Michael and Margaret have been married more than fifty years. They have been through a lifetime together, and now they are nearing the final leg of their journey. Lots has happened to them over more than fifty years, too much to remember. Two more than grown children, two grown grandchildren, trips and adventures, travels and travails.
A few years ago Margaret was diagnosed with Alzheimer's. It is still possible to have a pretty clear conversation with her. She is still able to live at home, though Michael doesn't leave her home alone anymore. She still seems to be present in the moment, but that moment passes quickly.
And then there was the cancer. She has had many surgeries now, countless doctor appointments, chemotherapy. Her oncologist says it's not a matter of "if" anymore; it's a matter of "when." Both she and Michael (mostly Michael) have had to adjust to the unpredictability of knowing that any week things will go rapidly downhill.
They are off to North Carolina this week. To sit on the porch of a cabin in the Blue Ridge Mountains and enjoy the view. To wait for the sunrises and the sunsets, to feel the cool mountain air upon their cheeks, to once again share this place they have cherished and visited so many times. To wait, in a way, to wait patiently and with grace for the inevitable. I don't know if it's the Alzheimer's of Margaret's insurmountable spirit or just the grace of God that allows her to say, "I want to go to North Carolina one more time before I die."
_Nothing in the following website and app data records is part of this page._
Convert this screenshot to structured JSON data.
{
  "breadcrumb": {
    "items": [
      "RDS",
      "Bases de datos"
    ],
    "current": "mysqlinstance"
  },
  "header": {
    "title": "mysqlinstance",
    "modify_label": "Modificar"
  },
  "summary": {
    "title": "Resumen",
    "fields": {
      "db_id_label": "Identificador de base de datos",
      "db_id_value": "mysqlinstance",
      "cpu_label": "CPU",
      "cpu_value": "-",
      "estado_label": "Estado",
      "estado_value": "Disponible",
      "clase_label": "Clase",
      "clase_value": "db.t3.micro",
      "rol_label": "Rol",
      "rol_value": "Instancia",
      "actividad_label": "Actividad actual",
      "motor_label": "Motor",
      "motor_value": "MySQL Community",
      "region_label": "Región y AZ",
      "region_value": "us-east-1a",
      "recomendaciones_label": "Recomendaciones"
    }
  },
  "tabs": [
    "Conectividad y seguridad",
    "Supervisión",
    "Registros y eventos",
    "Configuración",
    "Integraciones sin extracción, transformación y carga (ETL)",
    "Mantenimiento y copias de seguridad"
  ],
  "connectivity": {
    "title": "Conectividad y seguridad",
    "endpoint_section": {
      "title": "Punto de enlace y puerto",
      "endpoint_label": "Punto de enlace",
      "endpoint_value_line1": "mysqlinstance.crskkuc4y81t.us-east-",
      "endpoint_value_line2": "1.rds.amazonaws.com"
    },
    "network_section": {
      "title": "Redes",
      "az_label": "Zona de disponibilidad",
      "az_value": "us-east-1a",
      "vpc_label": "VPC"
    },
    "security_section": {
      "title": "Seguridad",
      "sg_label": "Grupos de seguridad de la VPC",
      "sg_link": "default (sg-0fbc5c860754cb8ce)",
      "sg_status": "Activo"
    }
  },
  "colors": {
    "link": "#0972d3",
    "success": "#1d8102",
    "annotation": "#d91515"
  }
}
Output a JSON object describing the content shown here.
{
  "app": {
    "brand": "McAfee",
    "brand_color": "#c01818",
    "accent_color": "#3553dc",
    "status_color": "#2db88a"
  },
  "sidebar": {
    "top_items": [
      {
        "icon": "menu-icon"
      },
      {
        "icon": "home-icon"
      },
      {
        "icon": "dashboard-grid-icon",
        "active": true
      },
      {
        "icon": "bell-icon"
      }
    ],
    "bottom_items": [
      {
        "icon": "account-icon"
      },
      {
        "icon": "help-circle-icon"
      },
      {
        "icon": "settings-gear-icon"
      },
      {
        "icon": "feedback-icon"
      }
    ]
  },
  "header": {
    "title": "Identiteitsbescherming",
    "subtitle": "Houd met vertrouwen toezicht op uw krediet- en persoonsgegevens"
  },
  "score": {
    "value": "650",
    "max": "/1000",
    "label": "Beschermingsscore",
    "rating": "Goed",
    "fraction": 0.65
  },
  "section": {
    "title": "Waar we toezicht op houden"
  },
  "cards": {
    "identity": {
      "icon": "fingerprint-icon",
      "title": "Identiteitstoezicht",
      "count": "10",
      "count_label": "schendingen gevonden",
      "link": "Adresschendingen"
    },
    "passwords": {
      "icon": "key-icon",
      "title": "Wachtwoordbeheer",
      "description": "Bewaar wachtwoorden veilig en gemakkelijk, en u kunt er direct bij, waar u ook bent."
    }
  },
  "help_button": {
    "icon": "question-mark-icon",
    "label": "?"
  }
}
Waiting for God's 'not yet'.
We are all of us Advent people, waiting people. Waiting for the one who has come and has promised to come again. Waiting for God's great parade to advance on a stunningly beautiful boulevard; waiting for the way to become clear so that everyone may know God's goodness.
Because that is what Isaiah is really talking about. He is talking about mountains being leveled and valleys filled in so that there can be a great celebration, a coronation, a procession of God, with no more barriers.
We are all of us waiting. Waiting to be released from exiles of loneliness or grief, estrangement or pain.
Waiting for the good news that there will be no more babies with defects and no more anxiety about jobs and no more separation from the ones we love, no more death.
We are all of us waiting people. Waiting for the one who comforts. Waiting for the one who endures. Waiting to encounter the one reality that does not fade.